1- My program are done by hundreds and hundreds of python files. How can I process in bath mode all the files at once? One suggestion of mine is, if possible, it would be interesting to specify a folder that have the files, so, shedskin could scan and process all.

2- My program uses some external python libs, and shedskin asked for it, but I dont know how to solve. I think it would be interesting if I can point one path that have all the libs, and shedskin could scan and use them when necessary... but, I think it implies in compiling the libs to C++, and finally it implies in the need of bath mode processing.

3- Yet about the external libs, I think it would be interesting if shedskin could find all missing dependencies and tell me all things I need to do to solve.

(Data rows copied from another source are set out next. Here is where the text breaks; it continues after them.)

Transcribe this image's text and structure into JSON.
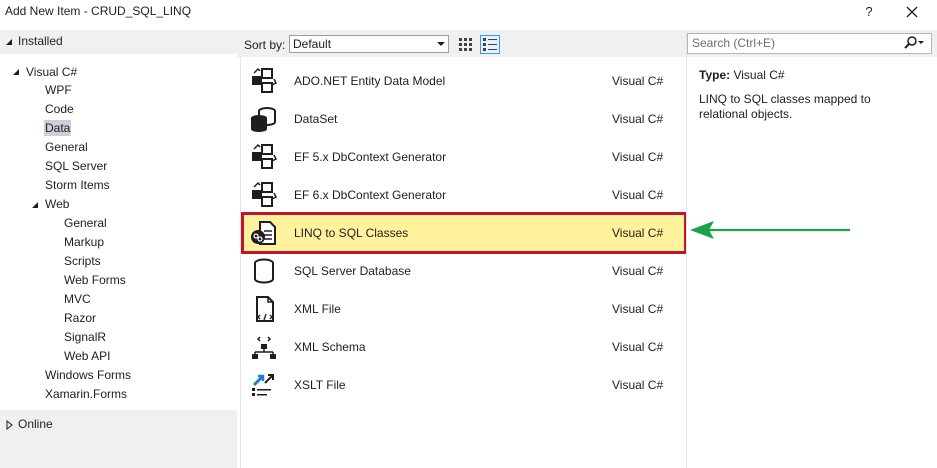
{
  "window": {
    "title": "Add New Item - CRUD_SQL_LINQ",
    "help_label": "?"
  },
  "tree": {
    "installed_label": "Installed",
    "visual_csharp_label": "Visual C#",
    "items": [
      {
        "label": "WPF"
      },
      {
        "label": "Code"
      },
      {
        "label": "Data"
      },
      {
        "label": "General"
      },
      {
        "label": "SQL Server"
      },
      {
        "label": "Storm Items"
      }
    ],
    "web_label": "Web",
    "web_items": [
      {
        "label": "General"
      },
      {
        "label": "Markup"
      },
      {
        "label": "Scripts"
      },
      {
        "label": "Web Forms"
      },
      {
        "label": "MVC"
      },
      {
        "label": "Razor"
      },
      {
        "label": "SignalR"
      },
      {
        "label": "Web API"
      }
    ],
    "after_items": [
      {
        "label": "Windows Forms"
      },
      {
        "label": "Xamarin.Forms"
      }
    ],
    "online_label": "Online"
  },
  "toolbar": {
    "sort_by_label": "Sort by:",
    "sort_value": "Default"
  },
  "search": {
    "placeholder": "Search (Ctrl+E)"
  },
  "templates": [
    {
      "name": "ADO.NET Entity Data Model",
      "language": "Visual C#",
      "icon": "entity-model-icon"
    },
    {
      "name": "DataSet",
      "language": "Visual C#",
      "icon": "dataset-icon"
    },
    {
      "name": "EF 5.x DbContext Generator",
      "language": "Visual C#",
      "icon": "ef-generator-icon"
    },
    {
      "name": "EF 6.x DbContext Generator",
      "language": "Visual C#",
      "icon": "ef-generator-icon"
    },
    {
      "name": "LINQ to SQL Classes",
      "language": "Visual C#",
      "icon": "linq-to-sql-icon"
    },
    {
      "name": "SQL Server Database",
      "language": "Visual C#",
      "icon": "database-icon"
    },
    {
      "name": "XML File",
      "language": "Visual C#",
      "icon": "xml-file-icon"
    },
    {
      "name": "XML Schema",
      "language": "Visual C#",
      "icon": "xml-schema-icon"
    },
    {
      "name": "XSLT File",
      "language": "Visual C#",
      "icon": "xslt-file-icon"
    }
  ],
  "details": {
    "type_label": "Type:",
    "type_value": "Visual C#",
    "description": "LINQ to SQL classes mapped to relational objects."
  },
  "colors": {
    "selected_item_bg": "#fff29d",
    "highlight_border": "#c0142b",
    "arrow": "#1aa34a",
    "tree_selected_bg": "#cccedb"
  }
}
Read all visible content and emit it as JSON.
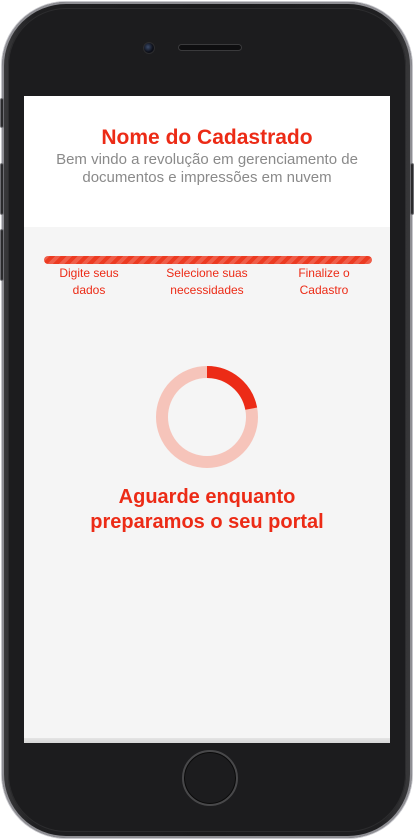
{
  "header": {
    "title": "Nome do Cadastrado",
    "subtitle_line1": "Bem vindo a revolução em gerenciamento de",
    "subtitle_line2": "documentos e impressões em nuvem"
  },
  "progress": {
    "value": 1.0
  },
  "steps": [
    {
      "line1": "Digite seus",
      "line2": "dados"
    },
    {
      "line1": "Selecione suas",
      "line2": "necessidades"
    },
    {
      "line1": "Finalize o",
      "line2": "Cadastro"
    }
  ],
  "spinner": {
    "arc_fraction": 0.22
  },
  "message": {
    "line1": "Aguarde enquanto",
    "line2": "preparamos o seu portal"
  },
  "colors": {
    "accent": "#ec2b16",
    "accent_light": "#f6c4ba",
    "subtitle": "#8a8a8a",
    "screen_bg": "#f5f5f5",
    "phone_body": "#1c1c1e"
  }
}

Maybe there are some other things I am missing... maybe the naming conventions... but I will leave it to the next time...

Thanks.

srepmub said...

hm, I don't think a batch mode belongs in shedskin. why couldn't you write a simple batch process yourself..? (like, 'for file in directory shedskin file')

I'm also not sure what the dependencies are you mention. shedskin only supports a subset of the standard library, in any case. if you need more, you may be able to use shedskin -e to compile only part of your code.

Enzo said...

These libs I mention some I done myself, and some I got on the net...

To be exactly, the whole source code of my app have more or less 3Mb of sources...

Well, I will wait until shedskin have some more features, to be possible to use in production environment...

Thanks.

Enzo said...

"shedskin -e to compile only part of your code"

I forgot to say, I will try this, but, the way my code is done, with to many files and dependencies to external libs, makes it hard to get a C++ code in the actual shedskin...

I am analyzing the possibility of breaking my codes in something more modular to be possible to get c++ more easy... but I think this task will take me 2 or 3 months....

Maybe it will more easy if shedskin had more support.... so, I will wait for a new shedskin version...

Thanks for your patience and support!